Lastly, I want to encourage my fellow producers. We have chosen a tough road. Some of us are on this road for ideological reasons, some of us are on this road because it’s the only one we know, and some of us are this road by sheer accident (I put myself in this category), but I think we can all agree that this is the only road we want to travel on. The journey, the adventure, of farming in Nova Scotia is as rewarding as any could be, but it is also as tough as any could be. We probably aren’t going to get rich doing what we do, at least not in the financial way. We are, however, blessed with the opportunity to provide our fellow Nova Scotians with the very basic need of life. Food. Let’s face it, we could do without televisions if we had to, we could do without name brand clothes if it came down to it, heck we would probably be better off without all the disposable *things* that we as consumers are told we need to be happy, but we simply can’t go without food. We as producers are privileged to meet one of the fundamental human needs of our fellow citizens, and in Nova Scotia we have the unique opportunity to develop relationships with those very people. We can talk to the people who make soup with our veggies, we can talk to the chef who makes a special with our lamb chops, and we get to work together with other producers to overcome the seemingly endless challenges of farming. So to my fellow producers, to all those who have gone before us and taught us so much, I want say thank you. Thank you for showing me what true character is, thank you for teaching me that having different values is ok, thank you for keeping an industry alive in difficult times, and ultimately, thank you for continuing to help put Nova Scotian food on the map.
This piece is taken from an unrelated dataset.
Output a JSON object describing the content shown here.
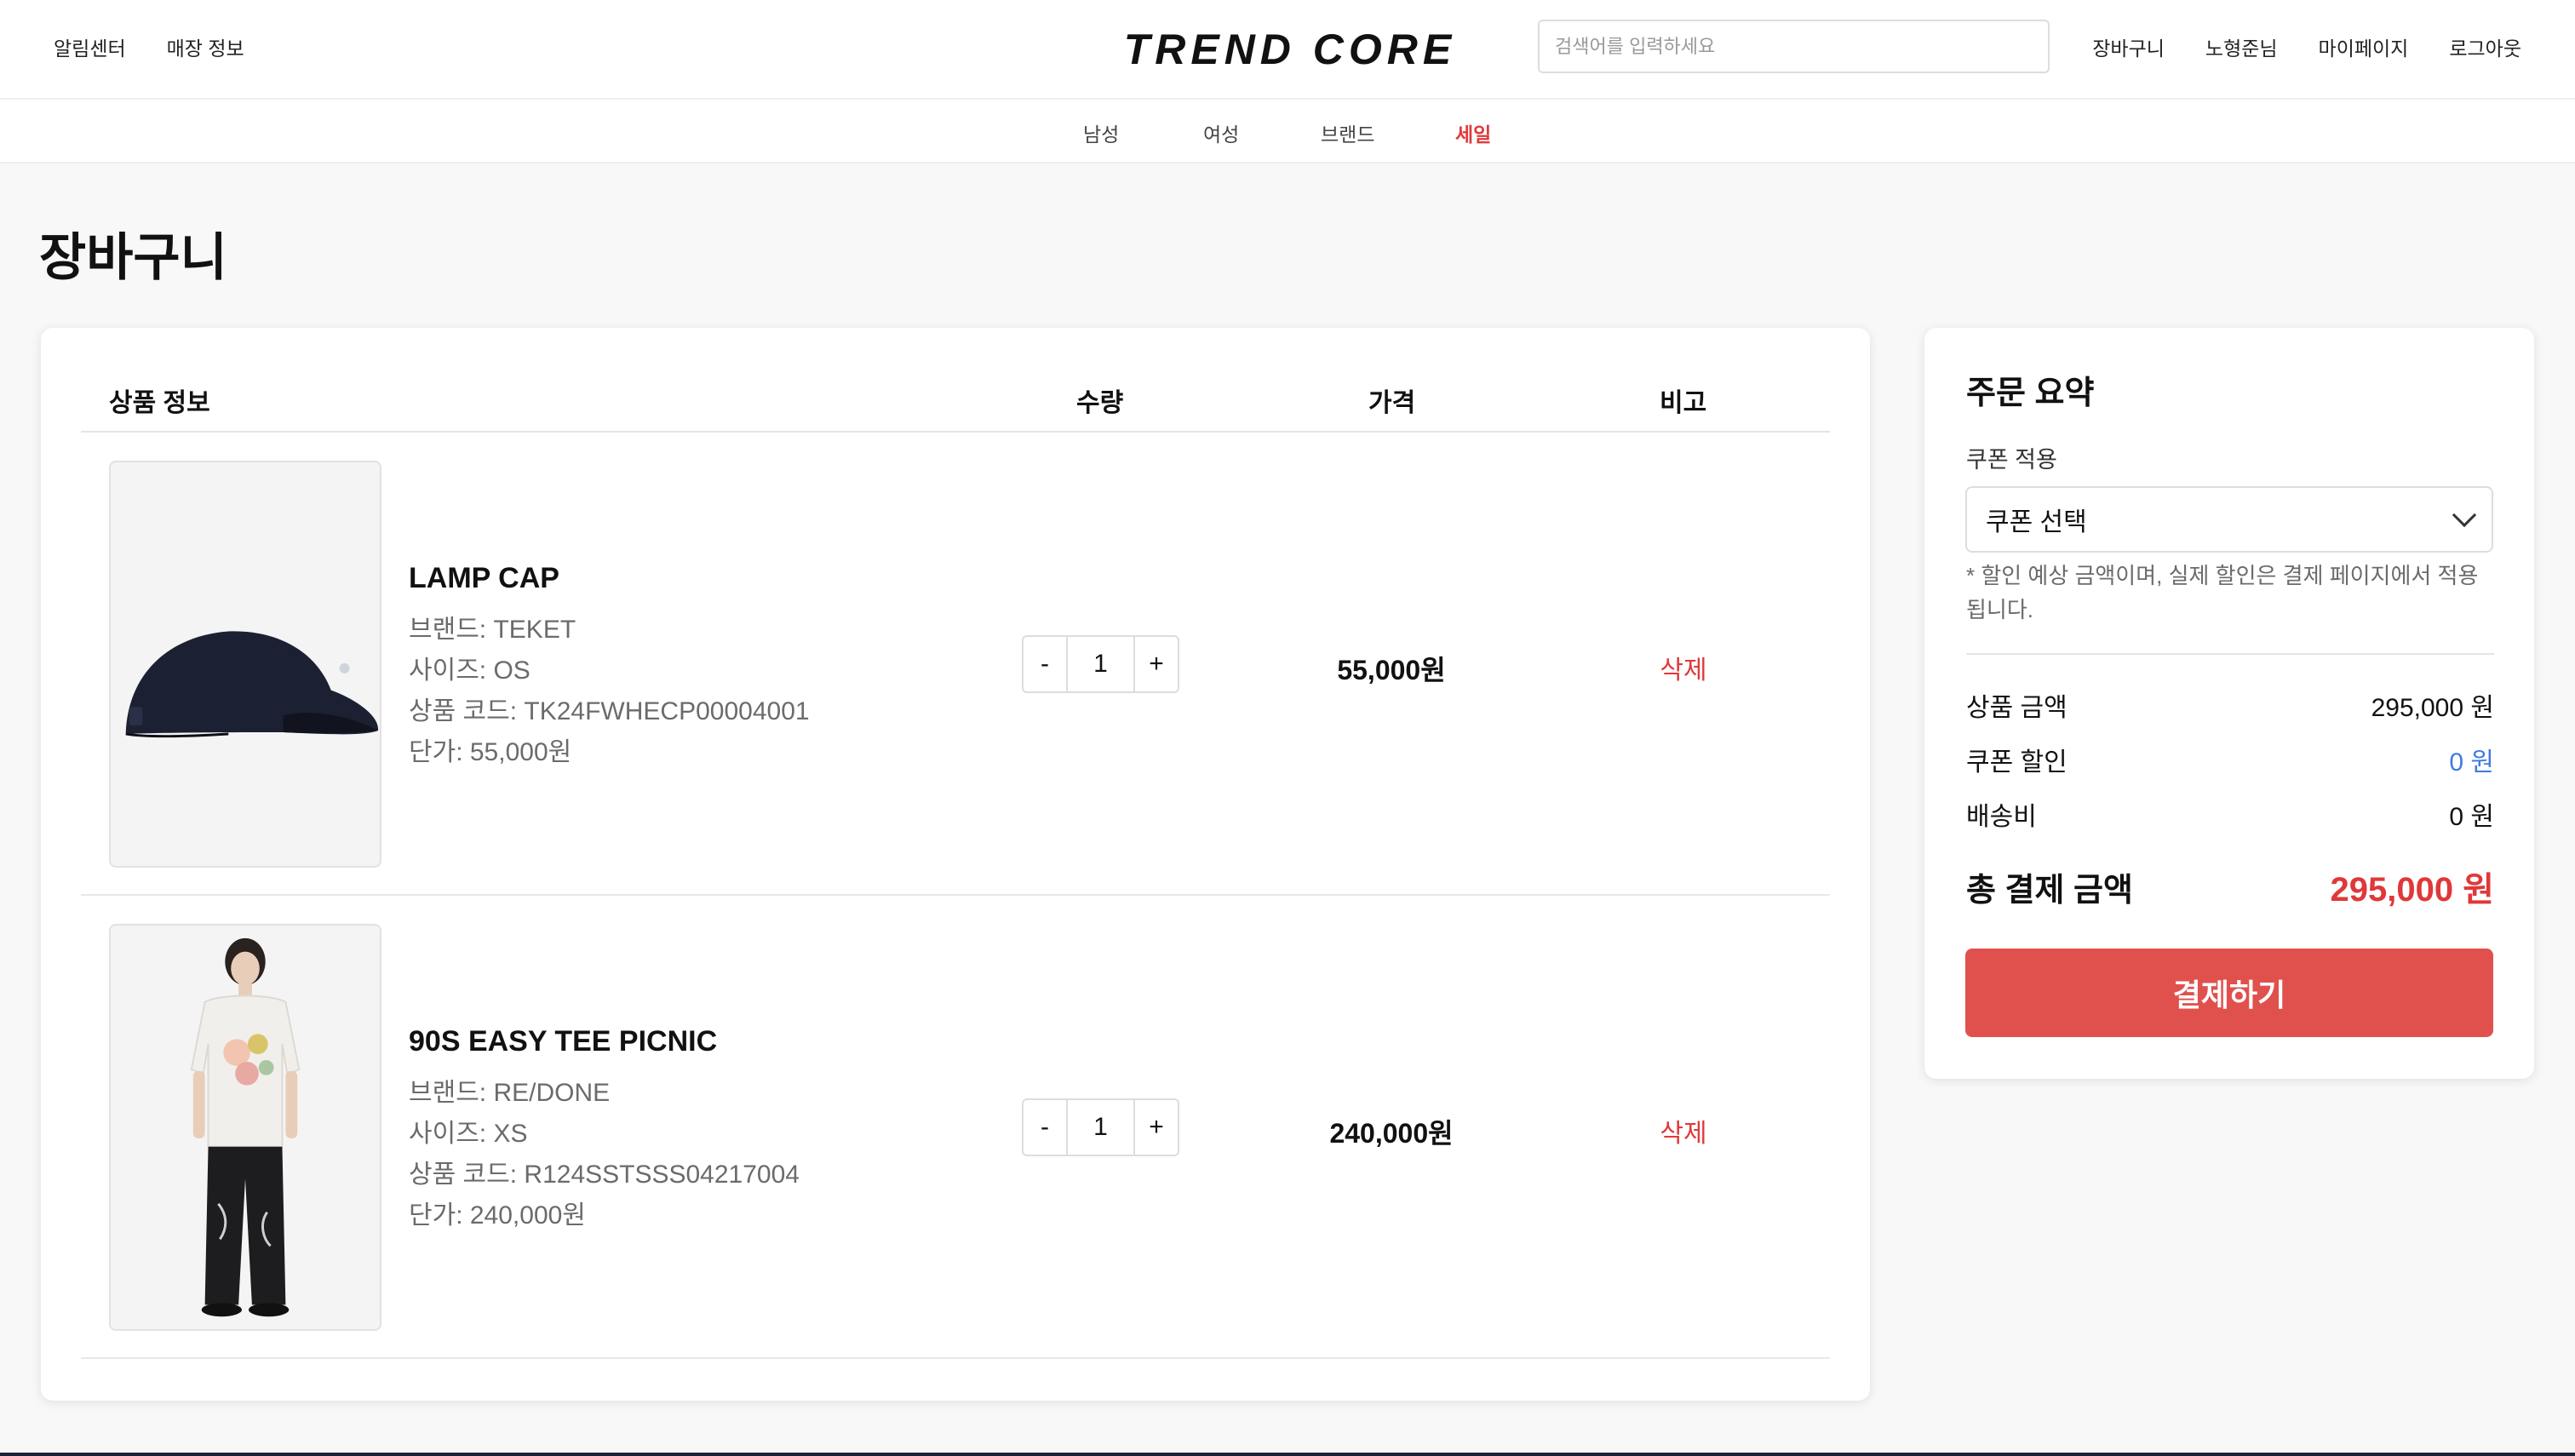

I guess what all this boils down to is community. Nova Scotian food is about community, about the relationships we develop with each other in the process of growing, processing, preparing, and eating local food. After hearing the Richler interview on CBC, local food writer (not critic) Simon Thibault made the comment on Twitter, “If Mr. Richler is only looking for high end dining, then he’s missing the point of eating out. Period.” I couldn’t agree more. Eating is about community, it’s about sharing a basic need of life with each other. It is easy to forget that in today’s age of hurry, panic, and processed, but things seem to be different here in Nova Scotia. People here like to eat together, they like to be together. Even as someone who is “from away”, I have been welcomed in to many a strangers home to sit down and share a meal, and that my friends is what Nova Scotian food is all about. Developing relationships and being in community. That is why Mr. Richler completely missed it when he was here, because let’s face it, who of us wants to eat dinner with a pretentious blowhard from Toronto who thinks he knows better than all of us chefs, eaters, and producers…